(Excerpts from an interface dataset)
------------------------------

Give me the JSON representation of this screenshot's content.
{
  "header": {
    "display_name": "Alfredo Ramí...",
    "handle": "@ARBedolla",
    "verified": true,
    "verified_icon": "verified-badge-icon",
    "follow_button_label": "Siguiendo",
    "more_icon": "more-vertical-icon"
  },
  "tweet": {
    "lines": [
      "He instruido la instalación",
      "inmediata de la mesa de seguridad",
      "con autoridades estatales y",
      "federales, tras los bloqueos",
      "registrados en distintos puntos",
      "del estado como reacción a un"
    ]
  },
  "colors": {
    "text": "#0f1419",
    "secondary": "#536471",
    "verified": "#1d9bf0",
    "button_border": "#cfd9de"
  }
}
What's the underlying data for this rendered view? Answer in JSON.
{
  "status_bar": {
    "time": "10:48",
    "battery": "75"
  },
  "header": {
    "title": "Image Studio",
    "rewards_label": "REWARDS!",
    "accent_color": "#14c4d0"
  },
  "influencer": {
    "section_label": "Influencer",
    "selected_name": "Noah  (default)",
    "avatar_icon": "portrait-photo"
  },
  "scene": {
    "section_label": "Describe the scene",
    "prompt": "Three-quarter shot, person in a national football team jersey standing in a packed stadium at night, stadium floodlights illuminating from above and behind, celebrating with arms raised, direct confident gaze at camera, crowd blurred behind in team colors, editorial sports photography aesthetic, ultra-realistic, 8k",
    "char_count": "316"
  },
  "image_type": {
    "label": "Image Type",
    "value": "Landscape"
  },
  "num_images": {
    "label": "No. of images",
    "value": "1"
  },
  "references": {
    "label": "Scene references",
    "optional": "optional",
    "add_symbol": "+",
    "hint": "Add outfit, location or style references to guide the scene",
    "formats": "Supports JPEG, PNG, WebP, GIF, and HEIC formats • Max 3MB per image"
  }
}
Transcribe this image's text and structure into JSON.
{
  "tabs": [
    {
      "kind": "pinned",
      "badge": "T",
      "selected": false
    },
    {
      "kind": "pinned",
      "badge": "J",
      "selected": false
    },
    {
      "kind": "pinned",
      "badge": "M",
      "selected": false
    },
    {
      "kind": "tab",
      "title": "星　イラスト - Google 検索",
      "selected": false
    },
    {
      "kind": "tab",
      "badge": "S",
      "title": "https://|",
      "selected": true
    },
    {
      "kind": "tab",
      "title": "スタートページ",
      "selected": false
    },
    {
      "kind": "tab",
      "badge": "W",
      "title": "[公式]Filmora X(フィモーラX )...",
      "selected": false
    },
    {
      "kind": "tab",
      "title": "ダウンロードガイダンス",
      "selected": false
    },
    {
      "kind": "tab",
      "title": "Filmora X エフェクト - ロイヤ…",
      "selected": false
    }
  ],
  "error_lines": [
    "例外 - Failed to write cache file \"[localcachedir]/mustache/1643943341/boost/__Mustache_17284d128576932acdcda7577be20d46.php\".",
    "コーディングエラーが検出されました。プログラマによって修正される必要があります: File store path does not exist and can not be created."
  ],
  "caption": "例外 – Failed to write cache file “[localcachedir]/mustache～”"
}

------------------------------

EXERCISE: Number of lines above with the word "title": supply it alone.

RESPONSE FOR THIS EXERCISE: 7